Directions:
Copy each line below in which the string "more" occurs.

--*--

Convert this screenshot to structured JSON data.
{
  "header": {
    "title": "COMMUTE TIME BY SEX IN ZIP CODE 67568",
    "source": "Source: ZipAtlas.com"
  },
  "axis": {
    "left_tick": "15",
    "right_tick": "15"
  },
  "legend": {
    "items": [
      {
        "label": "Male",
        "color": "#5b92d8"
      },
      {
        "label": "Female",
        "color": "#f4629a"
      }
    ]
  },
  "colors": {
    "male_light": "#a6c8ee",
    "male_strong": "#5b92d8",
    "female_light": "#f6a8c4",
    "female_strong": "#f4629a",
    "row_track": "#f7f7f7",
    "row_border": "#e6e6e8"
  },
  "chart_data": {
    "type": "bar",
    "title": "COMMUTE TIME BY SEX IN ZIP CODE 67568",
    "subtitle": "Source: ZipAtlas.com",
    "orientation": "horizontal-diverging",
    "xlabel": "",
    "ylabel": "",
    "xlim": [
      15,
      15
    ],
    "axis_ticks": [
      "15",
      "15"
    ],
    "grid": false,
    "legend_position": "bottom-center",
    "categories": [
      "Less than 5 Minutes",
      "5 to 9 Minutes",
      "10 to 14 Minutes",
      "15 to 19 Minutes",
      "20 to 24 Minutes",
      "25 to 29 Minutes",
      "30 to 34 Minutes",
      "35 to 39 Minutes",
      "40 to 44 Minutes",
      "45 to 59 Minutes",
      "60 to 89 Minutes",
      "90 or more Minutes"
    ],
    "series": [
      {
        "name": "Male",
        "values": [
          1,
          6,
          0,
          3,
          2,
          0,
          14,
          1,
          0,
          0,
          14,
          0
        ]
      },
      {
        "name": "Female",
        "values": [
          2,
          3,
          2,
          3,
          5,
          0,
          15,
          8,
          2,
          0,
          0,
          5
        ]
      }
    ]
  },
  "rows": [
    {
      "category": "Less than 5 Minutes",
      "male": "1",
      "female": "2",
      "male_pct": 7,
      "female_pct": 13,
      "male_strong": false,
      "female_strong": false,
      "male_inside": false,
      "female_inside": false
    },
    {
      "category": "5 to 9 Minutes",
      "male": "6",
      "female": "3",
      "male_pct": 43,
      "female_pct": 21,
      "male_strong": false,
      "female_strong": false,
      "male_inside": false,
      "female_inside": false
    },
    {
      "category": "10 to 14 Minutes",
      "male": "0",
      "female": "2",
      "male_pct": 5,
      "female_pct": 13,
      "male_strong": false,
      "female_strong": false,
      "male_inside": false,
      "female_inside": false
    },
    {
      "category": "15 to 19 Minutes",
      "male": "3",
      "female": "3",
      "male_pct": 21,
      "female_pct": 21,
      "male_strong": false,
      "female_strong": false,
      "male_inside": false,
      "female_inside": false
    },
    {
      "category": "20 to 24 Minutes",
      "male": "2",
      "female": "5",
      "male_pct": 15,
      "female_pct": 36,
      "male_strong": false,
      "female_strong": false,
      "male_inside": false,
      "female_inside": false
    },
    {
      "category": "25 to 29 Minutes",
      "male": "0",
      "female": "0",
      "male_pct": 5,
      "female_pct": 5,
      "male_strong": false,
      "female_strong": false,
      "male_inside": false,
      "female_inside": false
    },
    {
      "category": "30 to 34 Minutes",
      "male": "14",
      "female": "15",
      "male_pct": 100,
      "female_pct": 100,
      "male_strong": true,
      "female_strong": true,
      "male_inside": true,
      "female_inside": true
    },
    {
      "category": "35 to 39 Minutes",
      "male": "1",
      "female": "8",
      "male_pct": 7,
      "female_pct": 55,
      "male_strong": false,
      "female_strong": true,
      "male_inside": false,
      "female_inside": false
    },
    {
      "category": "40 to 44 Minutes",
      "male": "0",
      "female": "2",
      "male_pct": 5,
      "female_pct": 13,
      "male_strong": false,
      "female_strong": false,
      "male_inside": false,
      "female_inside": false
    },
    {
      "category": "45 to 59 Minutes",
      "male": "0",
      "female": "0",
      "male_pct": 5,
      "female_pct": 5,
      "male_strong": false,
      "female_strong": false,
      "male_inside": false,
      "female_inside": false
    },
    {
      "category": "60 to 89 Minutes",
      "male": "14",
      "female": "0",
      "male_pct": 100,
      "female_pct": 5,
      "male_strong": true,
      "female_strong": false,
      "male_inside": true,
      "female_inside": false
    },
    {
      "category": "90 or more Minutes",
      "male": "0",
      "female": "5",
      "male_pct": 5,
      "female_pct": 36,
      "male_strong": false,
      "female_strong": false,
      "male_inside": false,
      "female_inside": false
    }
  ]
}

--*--

Finished task:
      "90 or more Minutes"
      "category": "90 or more Minutes",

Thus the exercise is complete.